The 617, INC group had the money to buy the Reds, but they were not baseball men, and their first task was to find a new general manager. They wanted someone with experience, who was promotions-minded and committed to a vigorous farm system. They turned to Dewitt, Giles and Gabe Paul all former general managers of the Reds for recommendations. Two names topped the list: Buzzy Bavasi and Bob Howsam.

Big Red Dynasty Greg Rhodes & John Eradi

Howsam came on and the rest is history.

Oh BTW he was also a Cardinal

This is what his legacy left us.

1967 4th 87 75 .537 14.5
1968 4th 83 79 .512 14
1969 3rd 89 73 .549 4
1970 1st 102 60 .630 +14.5 NL CHAMPIONS
1971 T4th 79 83 .488 11
1972 1st 95 59 .617 +10.5 NL CHAMPIONS
1973 1st 99 63 .611 +3.5 NL WEST CHAMPIONS
1974 2nd 98 64 .605 4
1975 1st 108 54 .667 +20 WORLD CHAMPIONS
1976 1st 102 60 .630 +10 WORLD CHAMPIONS
1977 2nd 88 74 .543 10
1978 2nd 92 69 .571 2.5
I’m a baseball guy….. Jerry Narron, Reds new manager at his introduction Tuesday.

One could only hope that some change was on the horizon… but it takes more than one to get it done and it takes the ability to know when to get out of the way.

I’m still waiting on some evidence from the current front office that they know this too.

06-22-2005, 05:46 PM
I'd call this professional-grade writing, but, truth is, it's a whole lot better than that.

06-22-2005, 05:55 PM
What he said.

I always feel like a better baseball fan after reading a post from you because I know more than I did before I read it.

06-22-2005, 06:02 PM
I hope you're saving all this stuff.

06-22-2005, 06:36 PM
Shortly after he purchase the Reds Weil lost his fortune in the Crash of 29, shortly after that he handed over the club to be held in trust for debts he owed the Central Trust company. This ownership team had no money and no baseball acumen, which is evident in their placement statistically in the National League during that time.

Could just as easily describe the situation now, just replace Central Trust with Great American Insurance.

Nicely done, WOY. :thumbup:

06-22-2005, 07:41 PM
Outstanding work, WOY, as usual.

06-22-2005, 07:42 PM
Nice job WOY...always a good read

06-22-2005, 08:00 PM
I do not know a whole lot about Reds history, so this was a good lesson. Thanks WOY!
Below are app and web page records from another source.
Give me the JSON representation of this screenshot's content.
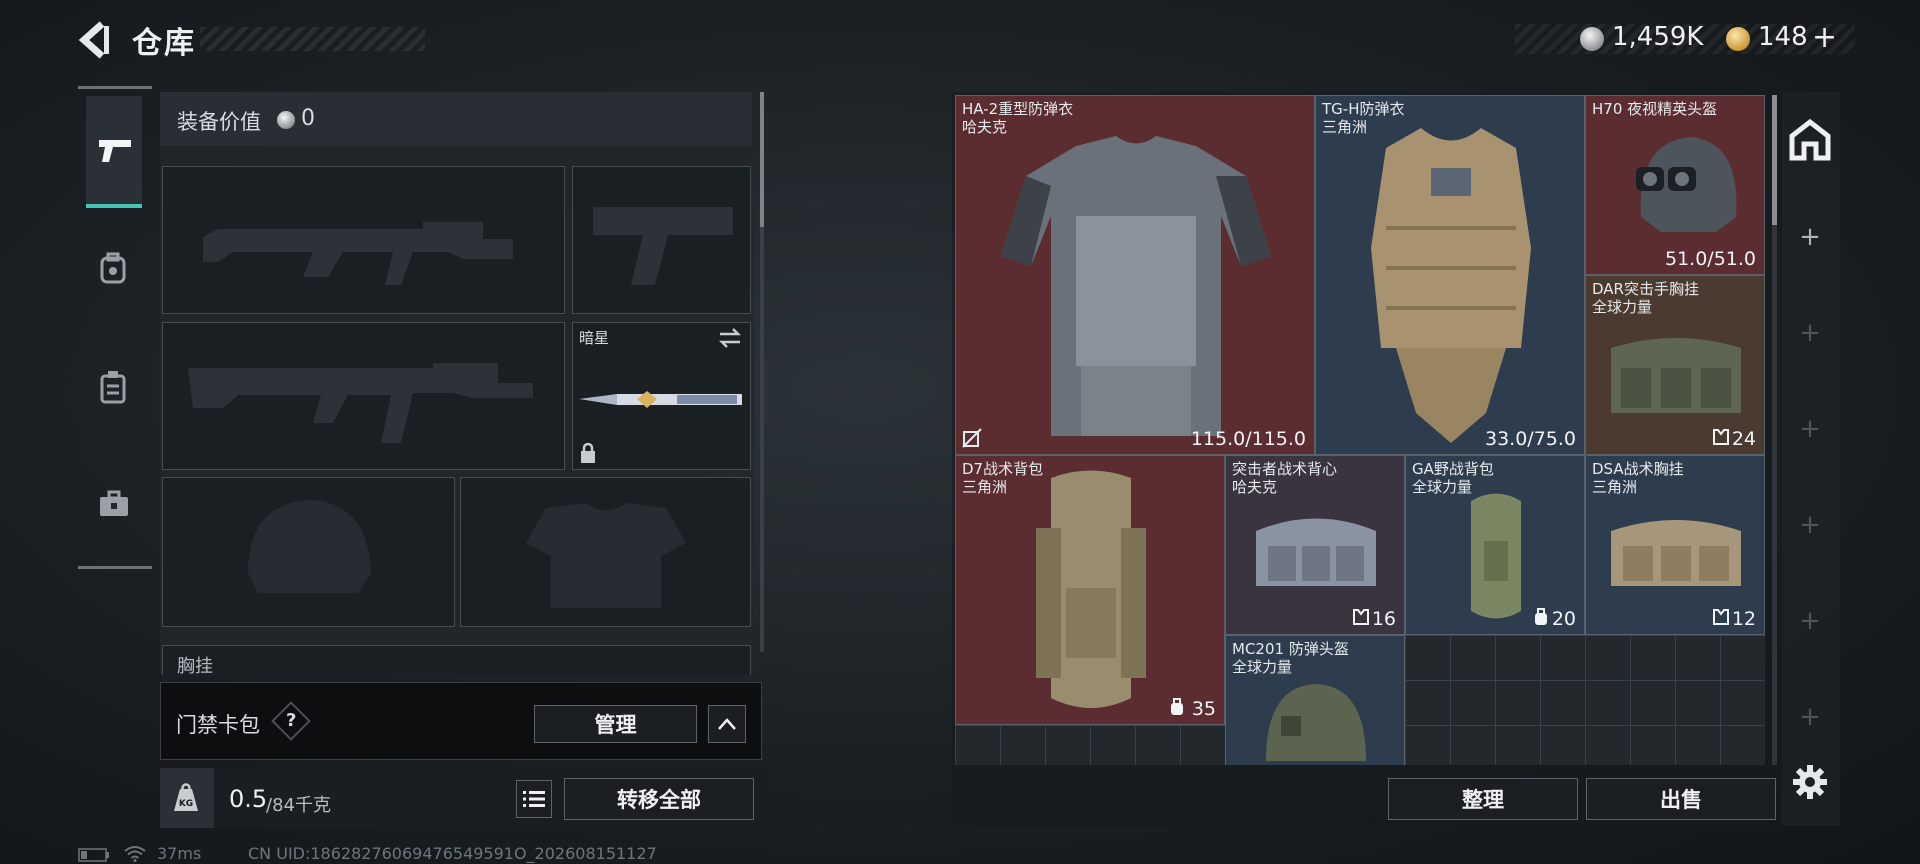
{
  "header": {
    "title": "仓库"
  },
  "currency": {
    "silver": "1,459K",
    "gold": "148",
    "gold_plus": "+"
  },
  "loadout": {
    "equip_value_label": "装备价值",
    "equip_value": "0",
    "melee_name": "暗星",
    "chest_rig_label": "胸挂"
  },
  "keycard": {
    "label": "门禁卡包",
    "help": "?",
    "manage": "管理",
    "collapse": "^"
  },
  "weight": {
    "current": "0.5",
    "capacity": "/84千克",
    "transfer_all": "转移全部"
  },
  "status": {
    "ping": "37ms",
    "uid": "CN UID:18628276069476549591O_202608151127"
  },
  "stash_items": [
    {
      "name": "HA-2重型防弹衣",
      "brand": "哈夫克",
      "value": "115.0/115.0"
    },
    {
      "name": "TG-H防弹衣",
      "brand": "三角洲",
      "value": "33.0/75.0"
    },
    {
      "name": "H70 夜视精英头盔",
      "brand": "",
      "value": "51.0/51.0"
    },
    {
      "name": "DAR突击手胸挂",
      "brand": "全球力量",
      "value": "24"
    },
    {
      "name": "D7战术背包",
      "brand": "三角洲",
      "value": "35"
    },
    {
      "name": "突击者战术背心",
      "brand": "哈夫克",
      "value": "16"
    },
    {
      "name": "GA野战背包",
      "brand": "全球力量",
      "value": "20"
    },
    {
      "name": "DSA战术胸挂",
      "brand": "三角洲",
      "value": "12"
    },
    {
      "name": "MC201 防弹头盔",
      "brand": "全球力量",
      "value": ""
    }
  ],
  "actions": {
    "organize": "整理",
    "sell": "出售"
  },
  "colors": {
    "accent": "#46c6b5",
    "rarity_red": "#5b2d31",
    "rarity_blue": "#2d3d4e",
    "rarity_brown": "#4b3a2f"
  }
}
06-22-2005, 08:09 PM
Yep, thanks for taking the time to write that up WOY.

cincinnati chili
06-22-2005, 08:29 PM
I had a feeling the Cardinals were going to be Dave’s last team
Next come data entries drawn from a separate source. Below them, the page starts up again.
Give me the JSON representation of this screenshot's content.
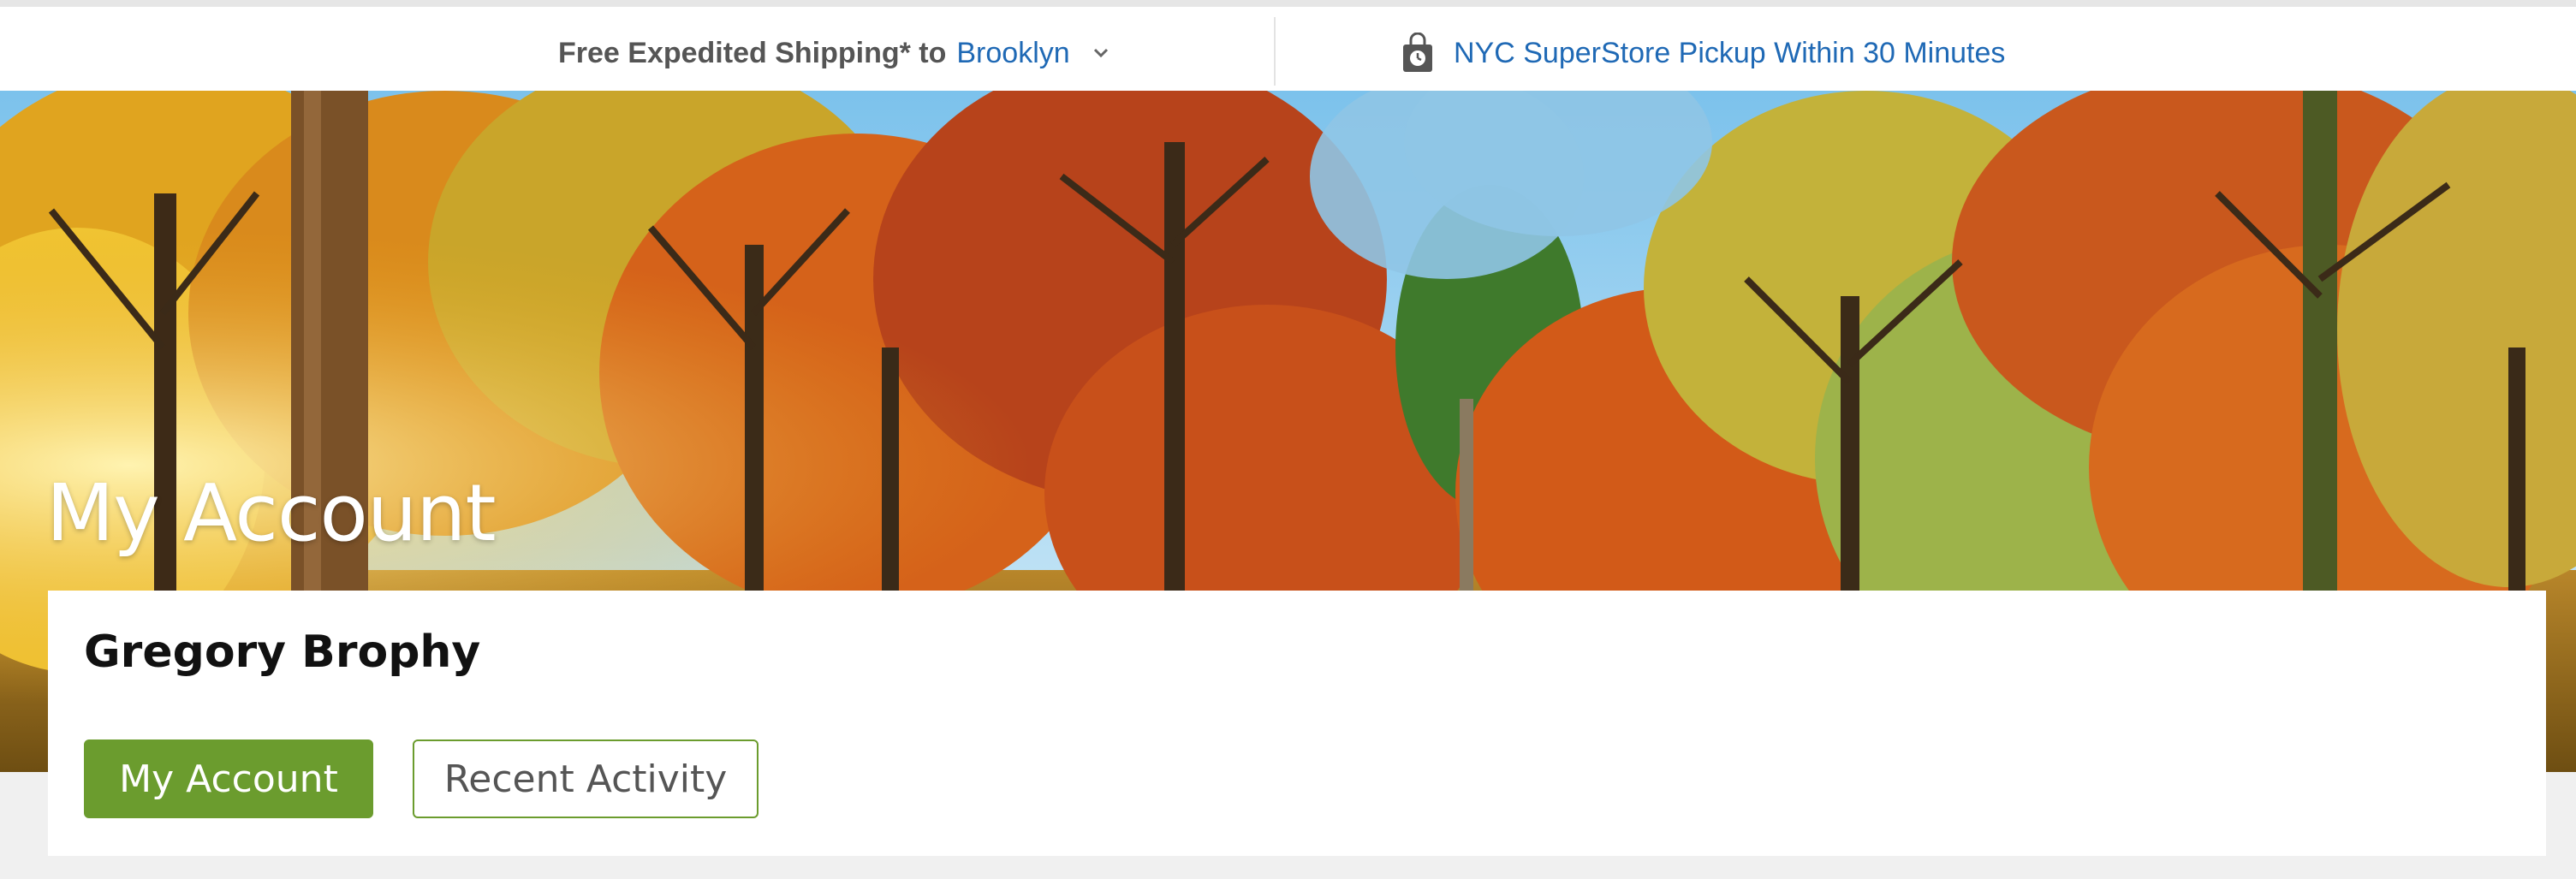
{
  "topbar": {
    "shipping_label": "Free Expedited Shipping* to",
    "shipping_city": "Brooklyn",
    "pickup_label": "NYC SuperStore Pickup Within 30 Minutes",
    "icons": {
      "location_toggle": "chevron-down-icon",
      "pickup": "shopping-bag-clock-icon"
    }
  },
  "hero": {
    "title": "My Account"
  },
  "account": {
    "user_name": "Gregory Brophy",
    "tabs": [
      {
        "label": "My Account",
        "active": true
      },
      {
        "label": "Recent Activity",
        "active": false
      }
    ]
  },
  "colors": {
    "link": "#1f69b5",
    "accent": "#6b9c2e",
    "page_bg": "#f0f0f0"
  }
}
He's not lying. I have electronic evidence that WOY saw this coming.

And great, informative post. I used to think I knew baseball history until I met you, Sandy and others on this site.
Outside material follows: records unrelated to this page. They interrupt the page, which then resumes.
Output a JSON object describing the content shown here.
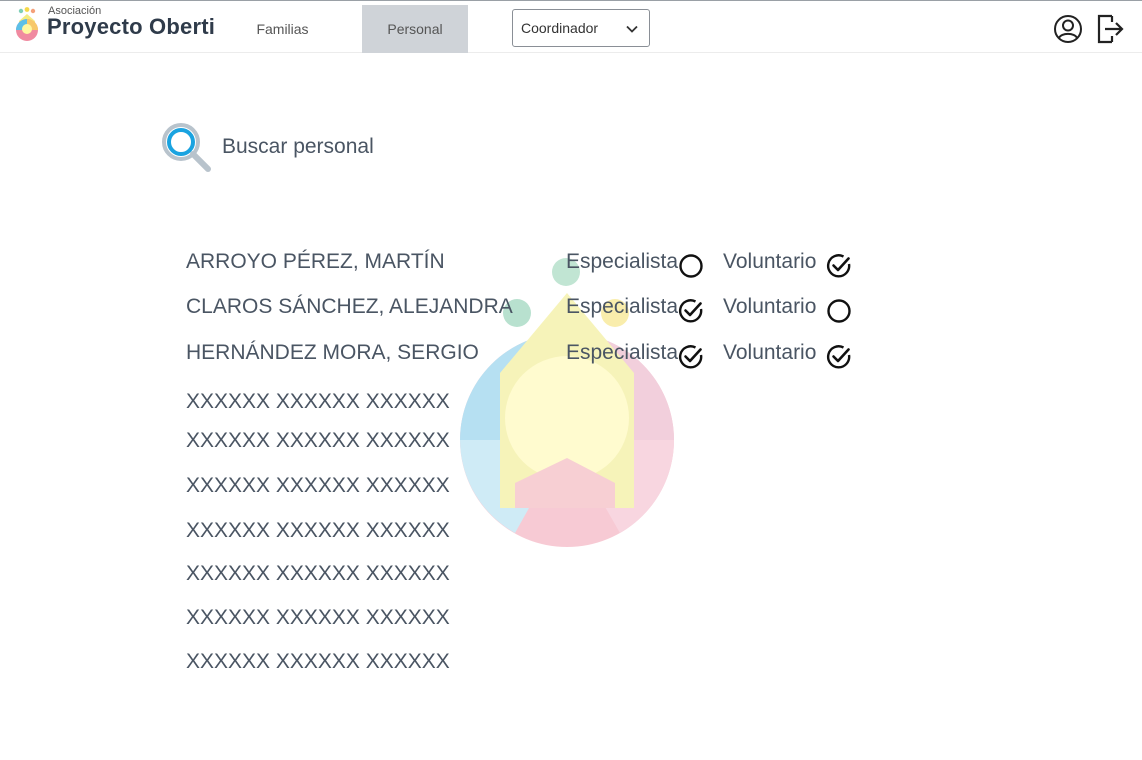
{
  "app": {
    "logo_small": "Asociación",
    "logo_name": "Proyecto Oberti"
  },
  "nav": {
    "familias": "Familias",
    "personal": "Personal",
    "active": "Personal"
  },
  "role_select": {
    "value": "Coordinador"
  },
  "search": {
    "label": "Buscar personal"
  },
  "staff": [
    {
      "name": "ARROYO PÉREZ, MARTÍN",
      "especialista_label": "Especialista",
      "especialista": false,
      "voluntario_label": "Voluntario",
      "voluntario": true
    },
    {
      "name": "CLAROS SÁNCHEZ, ALEJANDRA",
      "especialista_label": "Especialista",
      "especialista": true,
      "voluntario_label": "Voluntario",
      "voluntario": false
    },
    {
      "name": "HERNÁNDEZ MORA, SERGIO",
      "especialista_label": "Especialista",
      "especialista": true,
      "voluntario_label": "Voluntario",
      "voluntario": true
    }
  ],
  "placeholders": [
    "XXXXXX XXXXXX XXXXXX",
    "XXXXXX XXXXXX XXXXXX",
    "XXXXXX XXXXXX XXXXXX",
    "XXXXXX XXXXXX XXXXXX",
    "XXXXXX XXXXXX XXXXXX",
    "XXXXXX XXXXXX XXXXXX",
    "XXXXXX XXXXXX XXXXXX"
  ],
  "icons": {
    "logo": "logo-mark-icon",
    "chevron": "chevron-down-icon",
    "user": "user-circle-icon",
    "logout": "logout-icon",
    "search": "magnifier-icon",
    "checked": "check-circle-icon",
    "unchecked": "empty-circle-icon"
  },
  "colors": {
    "text": "#4a5563",
    "active_tab_bg": "#cfd3d8",
    "search_accent": "#1aa3e0"
  }
}
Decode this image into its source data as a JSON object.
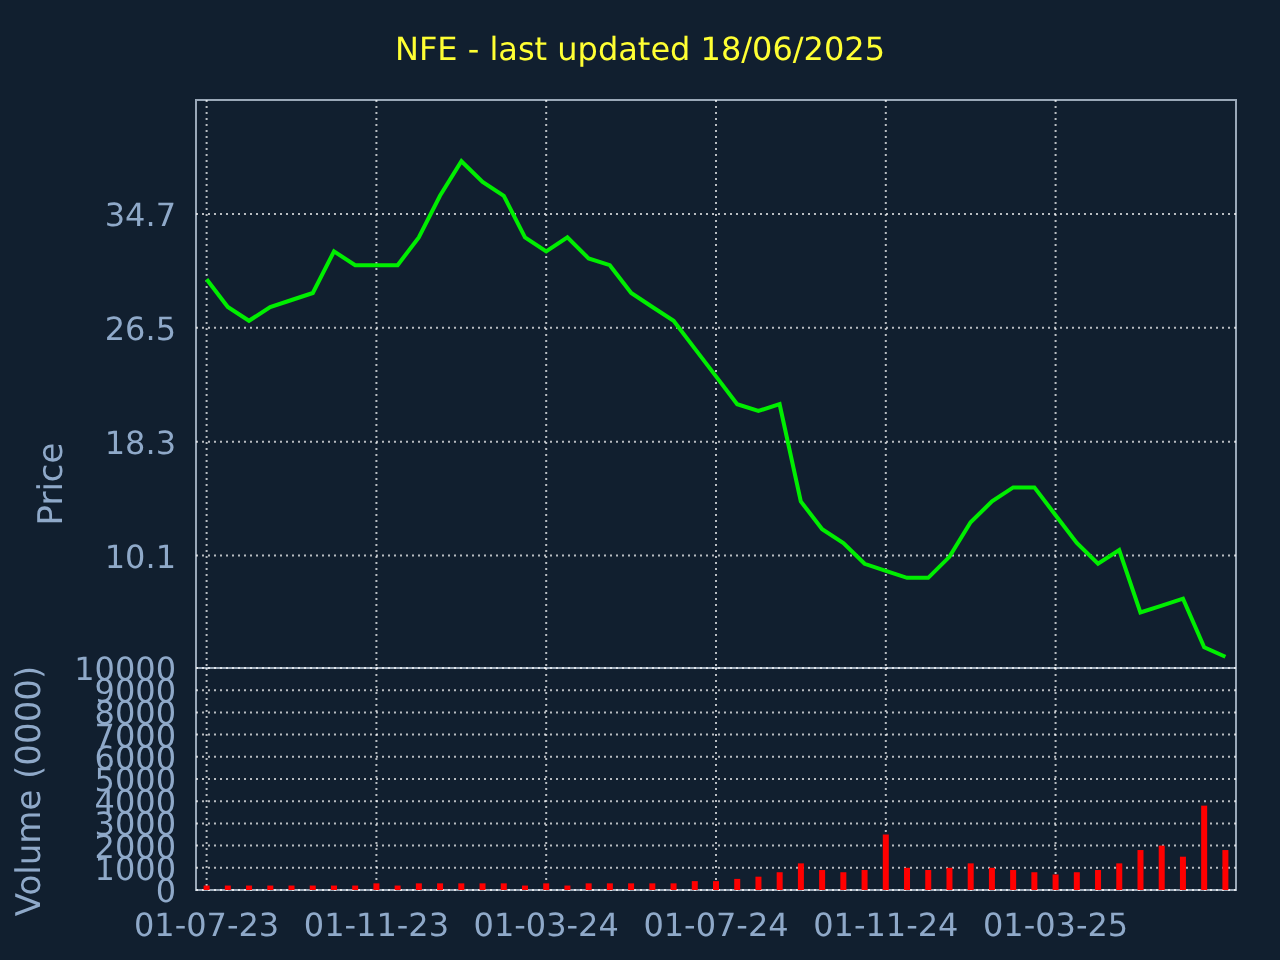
{
  "charts": [
    {
      "chart_data": {
        "type": "line",
        "grid": true,
        "title": "NFE - last updated 18/06/2025",
        "ylabel": "Price",
        "ylim": [
          2.0,
          42.9
        ],
        "yticks": [
          {
            "value": 10.1,
            "label": "10.1"
          },
          {
            "value": 18.3,
            "label": "18.3"
          },
          {
            "value": 26.5,
            "label": "26.5"
          },
          {
            "value": 34.7,
            "label": "34.7"
          }
        ],
        "series": [
          {
            "color": "#00ee00",
            "values": [
              30,
              28,
              27,
              28,
              28.5,
              29,
              32,
              31,
              31,
              31,
              33,
              36,
              38.5,
              37,
              36,
              33,
              32,
              33,
              31.5,
              31,
              29,
              28,
              27,
              25,
              23,
              21,
              20.5,
              21,
              14,
              12,
              11,
              9.5,
              9,
              8.5,
              8.5,
              10,
              12.5,
              14,
              15,
              15,
              13,
              11,
              9.5,
              10.5,
              6,
              6.5,
              7,
              3.5,
              2.8
            ]
          }
        ]
      }
    },
    {
      "chart_data": {
        "type": "bar",
        "grid": true,
        "ylabel": "Volume (0000)",
        "ylim": [
          0,
          10000
        ],
        "categories": [
          "01-07-23",
          null,
          null,
          null,
          null,
          null,
          null,
          null,
          "01-11-23",
          null,
          null,
          null,
          null,
          null,
          null,
          null,
          "01-03-24",
          null,
          null,
          null,
          null,
          null,
          null,
          null,
          "01-07-24",
          null,
          null,
          null,
          null,
          null,
          null,
          null,
          "01-11-24",
          null,
          null,
          null,
          null,
          null,
          null,
          null,
          "01-03-25",
          null,
          null,
          null,
          null,
          null,
          null,
          null,
          null
        ],
        "yticks": [
          {
            "value": 0,
            "label": "0"
          },
          {
            "value": 1000,
            "label": "1000"
          },
          {
            "value": 2000,
            "label": "2000"
          },
          {
            "value": 3000,
            "label": "3000"
          },
          {
            "value": 4000,
            "label": "4000"
          },
          {
            "value": 5000,
            "label": "5000"
          },
          {
            "value": 6000,
            "label": "6000"
          },
          {
            "value": 7000,
            "label": "7000"
          },
          {
            "value": 8000,
            "label": "8000"
          },
          {
            "value": 9000,
            "label": "9000"
          },
          {
            "value": 10000,
            "label": "10000"
          }
        ],
        "series": [
          {
            "color": "#ff0000",
            "values": [
              200,
              200,
              200,
              200,
              200,
              200,
              200,
              200,
              300,
              200,
              300,
              300,
              300,
              300,
              300,
              200,
              300,
              200,
              300,
              300,
              300,
              300,
              300,
              400,
              400,
              500,
              600,
              800,
              1200,
              900,
              800,
              900,
              2500,
              1000,
              900,
              1000,
              1200,
              1000,
              900,
              800,
              700,
              800,
              900,
              1200,
              1800,
              2000,
              1500,
              3800,
              1800
            ]
          }
        ]
      }
    }
  ]
}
06-22-2005, 08:47 PM
Thanks for the great and informative read! The REDS Hall should use your work... if you allowed.


06-23-2005, 04:01 AM
WOY -- That's some incredible stuff :thumbup:

06-23-2005, 06:46 AM
I loved the post. I was particularly surprised by the section on Christy Mathewson. If someone was going to name a significant Reds manager for that era, I would have assumed it would be Pat Moran, who was the manager in 1919 when the Reds defeated the Black Sox in the World Series. I didn't realize that Matty played that big a role in building the 1919 Reds, who remained a very good club for several years after 1919.
The other two great eras for the Reds, 1938-42 and 1970-78, came with a complete package of leadership. WOY rightly focused on the contributions of Crosley as owner in 1934-42 and Howsam as GM in 1967-78. However he also mentioned Larry McPhail who helped build the 1939-40 champs and Bill McKechnie as Reds manager had much to do with the Reds becoming winners. Similarly, ownership didn't get in Howsam's way as GM, and the Howsam built Reds didn't win a title until Howsam hired Sparky Anderson as manager.
Unfotunately, the current Reds have no Mathewson, no Crosley, no Howsam; they have no McPhail or McKechnie or Anderson either.
Just a terrific post by WOY. :thumbup: :thumbup: :thumbup: